The European Parliament gave the ‘green light’ to the accession of Croatia to the European Union – but with several caveats including one on gay, lesbian and transgender rights.
MEPs adopted the accession a resolution by a 564 to 38 margin. It clears the way for Croatia to become the 28th member country of the European Union, possible as early as July 2013.
Among the caveats, the text of the resolution calls on Croatia to combat homophobia and prevent homophobic violence. The Parliament’s call follows this year’s Pride march in Split, which was subject to violent attacks.
In the text adopted today, the European Parliament says it “is deeply concerned by the violence against participants in the LGBT pride march in Split on 11 June 2011 and the inability of the Croatian authorities to protect the participants”.
Additionally, the Parliament “urges the Croatian authorities fully to investigate and prosecute the crimes committed and to develop strategies for preventing similar incidents in the future”, and “calls on the Croatian authorities quickly to adopt and implement an action plan against homophobia”.
Commenting after the vote was Marije Cornelissen, a Dutch MEP and a member of the Intergroup. She was the author of the paragraph on LGBT rights and witnessed in person the problems at Split Pride last summer.
“Croatia will be welcome in the European Union in 2013, but until then – and once it has become a Member State – it will need to pay close attention to the rights of minorities,” she said.
Ms Cornelissen added: “During Split Pride earlier this year, local authorities were unable to protect me and other participants from violent demonstrators. I look forward to the day when Croatia, with the help of other European countries including the Netherlands, will adopt an action plan against homophobia and transphobia.”
Ulrike Lunacek MEP (Austria), co president of the European Parliament’s all-party ‘Intergroup’ on LGBT Rights said: “The European Parliament has consistently called for the protection of lesbian, gay, bisexual and transgender people in Europe, including in the Western Balkans.
“The work of some local and national authorities in Croatia is slowly leading to a better situation for everyone, but more is needed to ensure LGBT people can live free from fear and discrimination in South-Eastern Europe.”
MEPs greeted the accession decision with a standing ovation in the plenary chamber.
“Today is a good day for Croatia and the EU”, Parliament President Jerzy Buzek (Poland) Said after the vote. “The European Parliament had thrown its full weight behind Croatia’s EU accession. We have given a clear sign of the extent to which the EU wants Croatia.
“Croatians will soon be able to show their support for the EU through a referendum,” he emphasised.
The next step will be for Croatia and the EU Member States to sign the accession treaty at the 8-9 December European Council meeting, after which it can be ratified by all 27 Member States. Croatia is expected to join the EU on 1 July 2013.

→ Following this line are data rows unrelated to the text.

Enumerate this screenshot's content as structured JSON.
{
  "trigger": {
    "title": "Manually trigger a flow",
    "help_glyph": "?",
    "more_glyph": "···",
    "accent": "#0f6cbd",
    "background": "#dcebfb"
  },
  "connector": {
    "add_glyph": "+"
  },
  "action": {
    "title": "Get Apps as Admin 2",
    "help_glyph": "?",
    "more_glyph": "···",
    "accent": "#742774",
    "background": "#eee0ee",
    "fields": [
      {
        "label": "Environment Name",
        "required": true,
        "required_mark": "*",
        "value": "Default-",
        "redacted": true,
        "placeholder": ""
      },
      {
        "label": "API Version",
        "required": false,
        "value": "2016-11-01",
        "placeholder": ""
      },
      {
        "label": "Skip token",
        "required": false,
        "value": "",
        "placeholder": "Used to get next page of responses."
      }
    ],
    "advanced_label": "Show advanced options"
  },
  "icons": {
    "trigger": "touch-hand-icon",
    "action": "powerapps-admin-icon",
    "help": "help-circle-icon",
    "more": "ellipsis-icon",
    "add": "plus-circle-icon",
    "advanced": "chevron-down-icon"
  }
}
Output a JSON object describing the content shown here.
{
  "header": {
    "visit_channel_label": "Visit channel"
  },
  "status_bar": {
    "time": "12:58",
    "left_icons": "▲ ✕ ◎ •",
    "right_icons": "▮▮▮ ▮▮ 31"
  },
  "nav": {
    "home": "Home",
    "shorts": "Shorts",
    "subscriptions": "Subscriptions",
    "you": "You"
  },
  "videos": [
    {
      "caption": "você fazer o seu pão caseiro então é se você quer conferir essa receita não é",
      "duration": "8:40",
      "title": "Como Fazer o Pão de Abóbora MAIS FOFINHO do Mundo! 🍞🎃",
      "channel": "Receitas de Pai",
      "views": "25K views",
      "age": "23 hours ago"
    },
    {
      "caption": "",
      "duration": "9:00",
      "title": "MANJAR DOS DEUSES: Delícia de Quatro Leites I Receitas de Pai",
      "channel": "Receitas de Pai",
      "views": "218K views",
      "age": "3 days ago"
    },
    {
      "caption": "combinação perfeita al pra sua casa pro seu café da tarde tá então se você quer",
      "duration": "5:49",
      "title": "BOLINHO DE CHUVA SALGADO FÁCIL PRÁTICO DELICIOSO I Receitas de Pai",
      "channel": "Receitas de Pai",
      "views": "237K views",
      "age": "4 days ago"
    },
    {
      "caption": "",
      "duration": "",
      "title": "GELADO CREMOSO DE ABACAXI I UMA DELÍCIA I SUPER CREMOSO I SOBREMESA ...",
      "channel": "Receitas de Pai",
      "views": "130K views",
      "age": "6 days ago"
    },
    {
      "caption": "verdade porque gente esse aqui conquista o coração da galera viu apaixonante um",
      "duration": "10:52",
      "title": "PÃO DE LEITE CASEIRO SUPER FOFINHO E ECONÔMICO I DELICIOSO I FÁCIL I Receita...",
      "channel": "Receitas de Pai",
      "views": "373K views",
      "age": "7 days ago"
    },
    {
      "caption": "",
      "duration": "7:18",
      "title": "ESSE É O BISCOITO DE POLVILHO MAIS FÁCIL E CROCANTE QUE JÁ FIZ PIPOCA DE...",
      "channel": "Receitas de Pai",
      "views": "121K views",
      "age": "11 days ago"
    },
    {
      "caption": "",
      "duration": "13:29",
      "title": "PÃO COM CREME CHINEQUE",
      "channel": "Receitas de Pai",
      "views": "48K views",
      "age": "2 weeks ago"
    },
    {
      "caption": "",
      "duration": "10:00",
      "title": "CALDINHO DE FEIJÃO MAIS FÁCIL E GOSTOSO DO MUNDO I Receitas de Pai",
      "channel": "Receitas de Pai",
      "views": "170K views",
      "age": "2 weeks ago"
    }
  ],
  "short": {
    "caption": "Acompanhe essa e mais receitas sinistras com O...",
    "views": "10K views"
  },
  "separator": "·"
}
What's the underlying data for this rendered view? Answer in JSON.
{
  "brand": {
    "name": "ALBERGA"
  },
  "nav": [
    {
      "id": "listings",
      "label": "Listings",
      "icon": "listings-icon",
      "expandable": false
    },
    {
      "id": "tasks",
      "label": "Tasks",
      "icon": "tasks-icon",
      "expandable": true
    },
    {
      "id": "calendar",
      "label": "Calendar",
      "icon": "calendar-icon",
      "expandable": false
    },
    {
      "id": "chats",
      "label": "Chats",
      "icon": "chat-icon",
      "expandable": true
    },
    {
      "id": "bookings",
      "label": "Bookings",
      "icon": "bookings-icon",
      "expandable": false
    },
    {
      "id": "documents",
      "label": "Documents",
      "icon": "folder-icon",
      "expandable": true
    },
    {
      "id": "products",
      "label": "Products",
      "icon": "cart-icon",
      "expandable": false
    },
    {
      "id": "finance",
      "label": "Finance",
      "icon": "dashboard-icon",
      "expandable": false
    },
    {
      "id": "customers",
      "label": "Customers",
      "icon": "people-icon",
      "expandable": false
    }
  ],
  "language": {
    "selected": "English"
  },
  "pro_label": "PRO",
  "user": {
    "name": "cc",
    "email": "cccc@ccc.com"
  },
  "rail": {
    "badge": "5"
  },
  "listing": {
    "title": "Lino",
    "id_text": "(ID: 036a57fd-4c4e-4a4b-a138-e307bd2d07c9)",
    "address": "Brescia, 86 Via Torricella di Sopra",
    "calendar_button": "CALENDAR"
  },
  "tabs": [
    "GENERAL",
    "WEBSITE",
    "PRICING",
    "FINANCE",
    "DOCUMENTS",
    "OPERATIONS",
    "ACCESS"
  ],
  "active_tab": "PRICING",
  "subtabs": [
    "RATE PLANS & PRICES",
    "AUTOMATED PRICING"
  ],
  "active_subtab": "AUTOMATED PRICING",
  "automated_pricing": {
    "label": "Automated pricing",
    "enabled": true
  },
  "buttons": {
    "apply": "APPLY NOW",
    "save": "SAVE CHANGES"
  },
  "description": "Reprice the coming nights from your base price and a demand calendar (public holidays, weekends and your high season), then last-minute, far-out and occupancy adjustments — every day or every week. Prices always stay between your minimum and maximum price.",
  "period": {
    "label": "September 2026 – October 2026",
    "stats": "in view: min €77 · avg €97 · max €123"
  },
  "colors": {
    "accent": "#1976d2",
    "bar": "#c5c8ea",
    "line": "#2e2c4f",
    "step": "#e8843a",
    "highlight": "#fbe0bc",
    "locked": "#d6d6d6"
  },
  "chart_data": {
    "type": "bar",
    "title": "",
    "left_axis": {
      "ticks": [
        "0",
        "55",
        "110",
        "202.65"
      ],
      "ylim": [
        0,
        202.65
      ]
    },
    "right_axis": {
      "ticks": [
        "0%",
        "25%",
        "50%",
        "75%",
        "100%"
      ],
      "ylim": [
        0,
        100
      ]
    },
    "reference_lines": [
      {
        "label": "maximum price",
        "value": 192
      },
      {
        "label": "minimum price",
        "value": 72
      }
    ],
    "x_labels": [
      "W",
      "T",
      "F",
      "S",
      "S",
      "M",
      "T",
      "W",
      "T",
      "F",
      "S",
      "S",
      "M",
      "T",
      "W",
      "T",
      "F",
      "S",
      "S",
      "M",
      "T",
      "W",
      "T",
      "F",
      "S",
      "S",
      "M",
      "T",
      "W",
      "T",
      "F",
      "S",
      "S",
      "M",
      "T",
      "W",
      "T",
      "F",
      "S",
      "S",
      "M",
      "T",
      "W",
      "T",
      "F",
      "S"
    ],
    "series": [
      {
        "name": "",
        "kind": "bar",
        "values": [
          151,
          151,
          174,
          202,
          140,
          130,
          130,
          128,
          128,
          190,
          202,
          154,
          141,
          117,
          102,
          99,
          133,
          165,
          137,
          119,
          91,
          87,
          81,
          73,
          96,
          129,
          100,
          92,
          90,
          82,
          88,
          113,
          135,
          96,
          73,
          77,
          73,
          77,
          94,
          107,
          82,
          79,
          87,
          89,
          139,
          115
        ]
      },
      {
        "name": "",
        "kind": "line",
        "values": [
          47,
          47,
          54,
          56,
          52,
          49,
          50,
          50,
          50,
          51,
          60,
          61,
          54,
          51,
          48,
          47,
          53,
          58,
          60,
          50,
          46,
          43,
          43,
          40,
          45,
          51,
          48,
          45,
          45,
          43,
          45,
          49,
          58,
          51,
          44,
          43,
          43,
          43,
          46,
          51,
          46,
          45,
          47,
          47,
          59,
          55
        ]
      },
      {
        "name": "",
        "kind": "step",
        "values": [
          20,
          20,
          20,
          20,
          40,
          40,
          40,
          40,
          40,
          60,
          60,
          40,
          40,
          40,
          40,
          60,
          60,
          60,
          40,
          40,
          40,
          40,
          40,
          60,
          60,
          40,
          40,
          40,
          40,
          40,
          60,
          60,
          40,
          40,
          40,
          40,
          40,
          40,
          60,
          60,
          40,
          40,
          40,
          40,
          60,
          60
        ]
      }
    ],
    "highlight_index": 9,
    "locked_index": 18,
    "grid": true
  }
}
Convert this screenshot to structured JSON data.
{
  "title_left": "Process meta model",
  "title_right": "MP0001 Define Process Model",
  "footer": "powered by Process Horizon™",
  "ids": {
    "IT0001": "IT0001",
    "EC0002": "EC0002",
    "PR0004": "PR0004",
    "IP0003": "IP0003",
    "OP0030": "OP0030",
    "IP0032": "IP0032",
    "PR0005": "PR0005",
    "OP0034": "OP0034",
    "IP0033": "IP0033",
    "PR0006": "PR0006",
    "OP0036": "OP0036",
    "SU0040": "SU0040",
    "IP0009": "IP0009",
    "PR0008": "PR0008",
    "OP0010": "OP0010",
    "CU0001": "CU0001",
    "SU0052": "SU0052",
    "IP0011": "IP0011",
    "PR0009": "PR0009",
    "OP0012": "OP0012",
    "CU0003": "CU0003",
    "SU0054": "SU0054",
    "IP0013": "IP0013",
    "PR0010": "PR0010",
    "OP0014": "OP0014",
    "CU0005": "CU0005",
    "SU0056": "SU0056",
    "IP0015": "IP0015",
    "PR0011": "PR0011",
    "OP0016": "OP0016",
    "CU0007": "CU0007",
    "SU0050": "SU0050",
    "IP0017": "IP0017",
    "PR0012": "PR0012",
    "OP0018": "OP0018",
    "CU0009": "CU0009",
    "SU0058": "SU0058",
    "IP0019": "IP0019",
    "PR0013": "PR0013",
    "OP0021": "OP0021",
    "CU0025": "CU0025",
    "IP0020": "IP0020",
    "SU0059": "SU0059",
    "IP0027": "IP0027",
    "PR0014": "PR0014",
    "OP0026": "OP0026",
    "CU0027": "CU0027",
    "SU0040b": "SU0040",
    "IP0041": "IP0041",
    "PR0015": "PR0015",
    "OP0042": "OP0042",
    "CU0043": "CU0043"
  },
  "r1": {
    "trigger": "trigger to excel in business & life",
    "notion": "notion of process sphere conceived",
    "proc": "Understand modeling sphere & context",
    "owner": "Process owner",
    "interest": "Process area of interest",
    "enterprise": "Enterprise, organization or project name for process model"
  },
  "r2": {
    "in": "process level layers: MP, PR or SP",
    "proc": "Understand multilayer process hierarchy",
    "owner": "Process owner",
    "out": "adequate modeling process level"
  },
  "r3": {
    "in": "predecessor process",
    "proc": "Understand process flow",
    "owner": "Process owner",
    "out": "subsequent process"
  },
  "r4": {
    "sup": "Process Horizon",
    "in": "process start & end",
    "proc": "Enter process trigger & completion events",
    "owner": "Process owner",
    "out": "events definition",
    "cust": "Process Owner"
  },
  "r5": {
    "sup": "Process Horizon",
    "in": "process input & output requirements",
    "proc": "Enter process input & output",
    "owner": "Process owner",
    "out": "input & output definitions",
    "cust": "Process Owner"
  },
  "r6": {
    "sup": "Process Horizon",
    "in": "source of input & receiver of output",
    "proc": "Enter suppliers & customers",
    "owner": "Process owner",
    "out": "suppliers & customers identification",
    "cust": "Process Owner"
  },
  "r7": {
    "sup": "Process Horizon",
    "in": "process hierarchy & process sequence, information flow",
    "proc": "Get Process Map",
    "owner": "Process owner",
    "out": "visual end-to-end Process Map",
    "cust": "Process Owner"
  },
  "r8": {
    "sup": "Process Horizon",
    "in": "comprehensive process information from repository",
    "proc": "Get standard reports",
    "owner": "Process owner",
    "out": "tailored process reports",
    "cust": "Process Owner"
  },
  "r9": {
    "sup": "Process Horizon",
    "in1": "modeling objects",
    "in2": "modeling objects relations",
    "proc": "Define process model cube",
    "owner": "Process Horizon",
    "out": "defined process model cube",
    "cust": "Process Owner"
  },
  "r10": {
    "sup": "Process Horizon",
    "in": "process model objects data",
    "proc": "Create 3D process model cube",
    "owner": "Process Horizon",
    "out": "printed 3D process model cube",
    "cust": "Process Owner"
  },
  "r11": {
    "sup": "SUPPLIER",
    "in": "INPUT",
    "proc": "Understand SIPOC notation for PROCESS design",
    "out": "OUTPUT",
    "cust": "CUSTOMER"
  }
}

MEPs emphasised that they will follow the pre-accession monitoring process and ask the Commission to keep Parliament abreast of the extent to which the Croatian authorities honour the commitments made in the negotiations.
While acknowledging Croatia’s preparedness for accession, MEPs invited Zagreb to tackle remaining challenges, especially concerning judicial reform and the fight against corruption and organised crime.
They urge Croatia to step up its efforts to prosecute war crimes, comply with all International Criminal Tribunal recommendations for the former Yugoslavia and encourage the return of war refugees, especially Serbs.